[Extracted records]
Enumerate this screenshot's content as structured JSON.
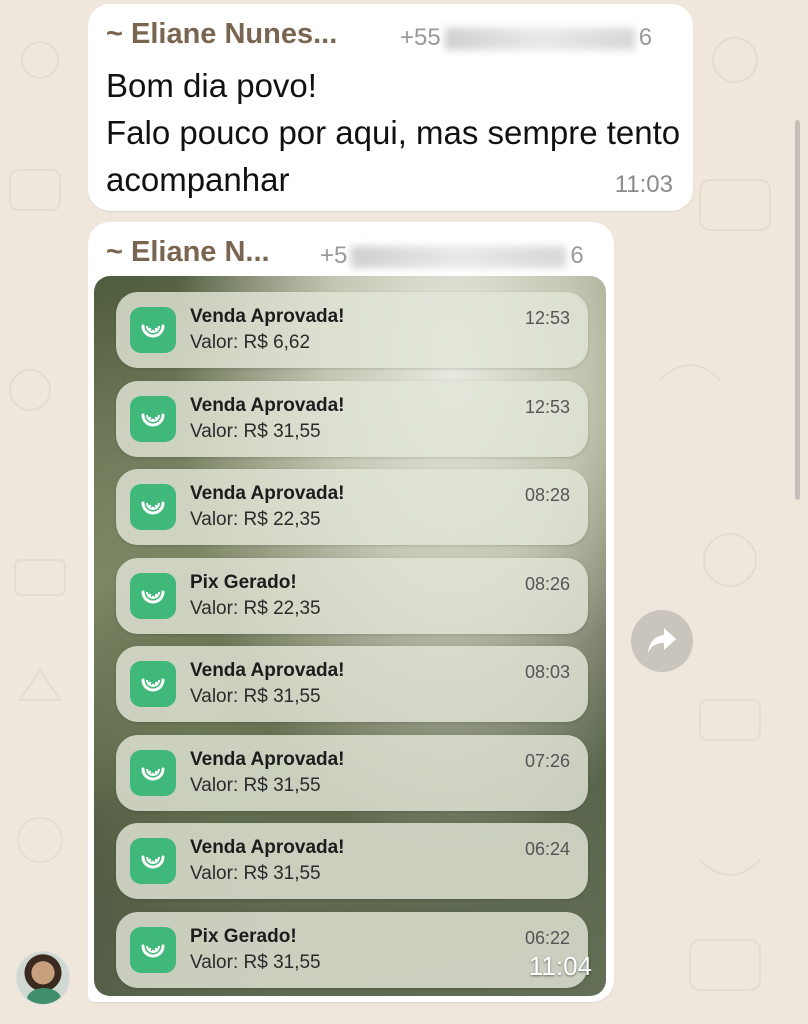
{
  "messages": [
    {
      "sender": "~ Eliane Nunes...",
      "phone_prefix": "+55",
      "phone_suffix": "6",
      "text": "Bom dia povo!\nFalo pouco por aqui, mas sempre tento acompanhar",
      "time": "11:03"
    },
    {
      "sender": "~ Eliane N...",
      "phone_prefix": "+5",
      "phone_suffix": "6",
      "time": "11:04",
      "notifications": [
        {
          "title": "Venda Aprovada!",
          "value": "Valor: R$ 6,62",
          "time": "12:53"
        },
        {
          "title": "Venda Aprovada!",
          "value": "Valor: R$ 31,55",
          "time": "12:53"
        },
        {
          "title": "Venda Aprovada!",
          "value": "Valor: R$ 22,35",
          "time": "08:28"
        },
        {
          "title": "Pix Gerado!",
          "value": "Valor: R$ 22,35",
          "time": "08:26"
        },
        {
          "title": "Venda Aprovada!",
          "value": "Valor: R$ 31,55",
          "time": "08:03"
        },
        {
          "title": "Venda Aprovada!",
          "value": "Valor: R$ 31,55",
          "time": "07:26"
        },
        {
          "title": "Venda Aprovada!",
          "value": "Valor: R$ 31,55",
          "time": "06:24"
        },
        {
          "title": "Pix Gerado!",
          "value": "Valor: R$ 31,55",
          "time": "06:22"
        }
      ]
    }
  ],
  "icons": {
    "notification_app": "watermelon-icon",
    "forward": "forward-arrow-icon",
    "avatar": "user-avatar"
  },
  "colors": {
    "sender_name": "#7a6650",
    "app_icon": "#3fb87a",
    "chat_background": "#efe7dc"
  }
}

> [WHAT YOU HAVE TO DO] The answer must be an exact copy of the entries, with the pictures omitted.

> [ANSWER BOX]
Enumerate this screenshot's content as structured JSON.
{
  "messages": [
    {
      "sender": "~ Eliane Nunes...",
      "phone_prefix": "+55",
      "phone_suffix": "6",
      "text": "Bom dia povo!\nFalo pouco por aqui, mas sempre tento acompanhar",
      "time": "11:03"
    },
    {
      "sender": "~ Eliane N...",
      "phone_prefix": "+5",
      "phone_suffix": "6",
      "time": "11:04",
      "notifications": [
        {
          "title": "Venda Aprovada!",
          "value": "Valor: R$ 6,62",
          "time": "12:53"
        },
        {
          "title": "Venda Aprovada!",
          "value": "Valor: R$ 31,55",
          "time": "12:53"
        },
        {
          "title": "Venda Aprovada!",
          "value": "Valor: R$ 22,35",
          "time": "08:28"
        },
        {
          "title": "Pix Gerado!",
          "value": "Valor: R$ 22,35",
          "time": "08:26"
        },
        {
          "title": "Venda Aprovada!",
          "value": "Valor: R$ 31,55",
          "time": "08:03"
        },
        {
          "title": "Venda Aprovada!",
          "value": "Valor: R$ 31,55",
          "time": "07:26"
        },
        {
          "title": "Venda Aprovada!",
          "value": "Valor: R$ 31,55",
          "time": "06:24"
        },
        {
          "title": "Pix Gerado!",
          "value": "Valor: R$ 31,55",
          "time": "06:22"
        }
      ]
    }
  ],
  "icons": {
    "notification_app": "watermelon-icon",
    "forward": "forward-arrow-icon",
    "avatar": "user-avatar"
  },
  "colors": {
    "sender_name": "#7a6650",
    "app_icon": "#3fb87a",
    "chat_background": "#efe7dc"
  }
}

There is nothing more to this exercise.